Opening up ACE Meetings to the Public (without Annexes)
(ACE Paper 22/2000)
For information by circulation
This paper sets out the points to be considered if meetings of the Advisory Council on the Environment (ACE) were to be open to members of the public.
2.On 22 May 2000, Friends of the Earth issued a press release urging, inter alia, that ACE should become transparent and welcome the public to its meetings. A copy of the press release is at Annex A.
3.The issue of whether ACE meetings should be open to members of the public has been discussed before. The last discussion took place at the 51st meeting held on 18 May 1998. It was concluded then that ACE meetings should not be open to the public but that minutes of its meetings should be made available through the internet. An extract of the minutes is at Annex B.
4.The following channels currently provide public access to matters relating to ACE :
through the internet - ACE membership, terms of reference, agendas, papers (other than classified papers of which there are very few) and confirmed minutes of meetings (with members' names struck out) are available from the homepage of the Environment and Food Bureau (http:/www.info.gov.hk/efb). The public may also use the Suggestion Box in the Environment and Food Bureau homepage to enquire about ACE matters; and

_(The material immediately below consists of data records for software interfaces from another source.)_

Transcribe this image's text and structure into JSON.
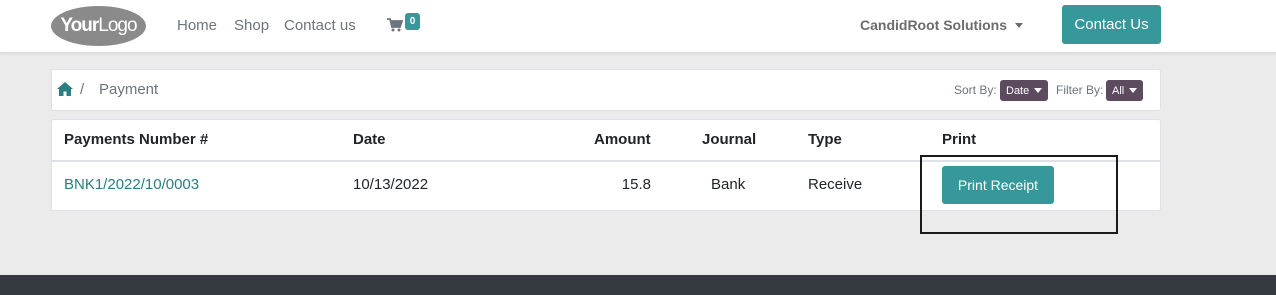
{
  "header": {
    "logo": {
      "bold": "Your",
      "thin": "Logo"
    },
    "nav": [
      "Home",
      "Shop",
      "Contact us"
    ],
    "cart_count": "0",
    "company": "CandidRoot Solutions",
    "contact_button": "Contact Us"
  },
  "breadcrumb": {
    "separator": "/",
    "current": "Payment",
    "sort_label": "Sort By:",
    "sort_value": "Date",
    "filter_label": "Filter By:",
    "filter_value": "All"
  },
  "table": {
    "columns": [
      "Payments Number #",
      "Date",
      "Amount",
      "Journal",
      "Type",
      "Print"
    ],
    "rows": [
      {
        "number": "BNK1/2022/10/0003",
        "date": "10/13/2022",
        "amount": "15.8",
        "journal": "Bank",
        "type": "Receive",
        "print_label": "Print Receipt"
      }
    ]
  },
  "colors": {
    "accent": "#36989a",
    "dropdown": "#5c4a5e",
    "footer": "#343a40"
  }
}
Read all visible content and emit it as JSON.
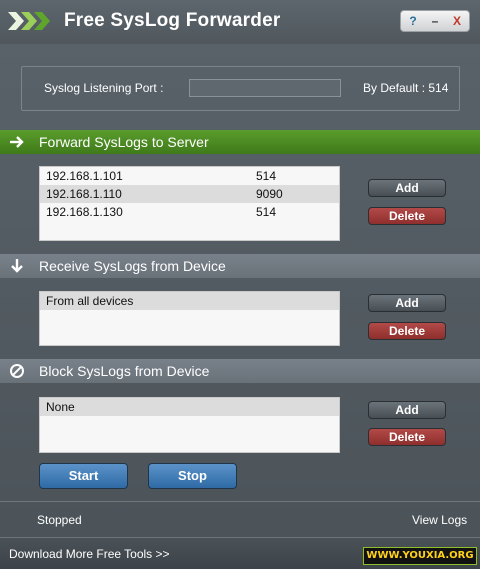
{
  "window": {
    "title": "Free SysLog Forwarder",
    "controls": {
      "help": "?",
      "minimize": "–",
      "close": "X"
    }
  },
  "port": {
    "label": "Syslog Listening Port :",
    "value": "",
    "default_text": "By Default : 514"
  },
  "forward": {
    "title": "Forward SysLogs to Server",
    "rows": [
      {
        "ip": "192.168.1.101",
        "port": "514"
      },
      {
        "ip": "192.168.1.110",
        "port": "9090"
      },
      {
        "ip": "192.168.1.130",
        "port": "514"
      }
    ],
    "add_label": "Add",
    "delete_label": "Delete"
  },
  "receive": {
    "title": "Receive SysLogs from Device",
    "rows": [
      {
        "text": "From all devices"
      }
    ],
    "add_label": "Add",
    "delete_label": "Delete"
  },
  "block": {
    "title": "Block SysLogs from Device",
    "rows": [
      {
        "text": "None"
      }
    ],
    "add_label": "Add",
    "delete_label": "Delete"
  },
  "actions": {
    "start_label": "Start",
    "stop_label": "Stop"
  },
  "status": {
    "text": "Stopped",
    "view_logs": "View Logs"
  },
  "footer": {
    "download": "Download More Free Tools >>",
    "watermark": "WWW.YOUXIA.ORG"
  },
  "colors": {
    "forward_header": "#4e8c24",
    "header_gray": "#727a80",
    "delete_button": "#a03c3a",
    "start_button": "#4a82bb"
  }
}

through media briefings - after each meeting, the Chairman accompanied by the Secretary meet the media and brief them on subjects discussed during the meeting, the main points raised, and the conclusions reached. A Question & Answer session follows the briefing. ACE papers are made available to the media at the briefings.
5.Opening up ACE meetings to the public would enhance transparency and enable interested members of the public to observe how ACE meetings are conducted. This could enhance public awareness of environmental issues and serve a public education purpose. In practice, we believe that only the media are likely to attend the meetings regularly.
6. On the other hand, opening up meetings could inhibit discussion, particularly of controversial issues and constrain members from giving their views freely. It is also likely that the discussion may become more politicized.
7.At present, minutes of ACE meetings available on the internet do not make reference to individual members. If ACE meetings were open to the public, this practice would become meaningless.
8.The conference room in the Environment and Food Bureau can accommodate only a few spectators (probably about five, depending on the number of individuals attending for the discussion of specific items). If members decide that ACE meetings should be open to the public, we will either have to limit the number of spectators or find an alternative venue. We will also need to draw up guidelines on how to entertain requests to attend and rules of behaviour for attendees.
9.Members are invited to give their views on whether meetings of ACE should be open to members of the public.
Environment and Food Bureau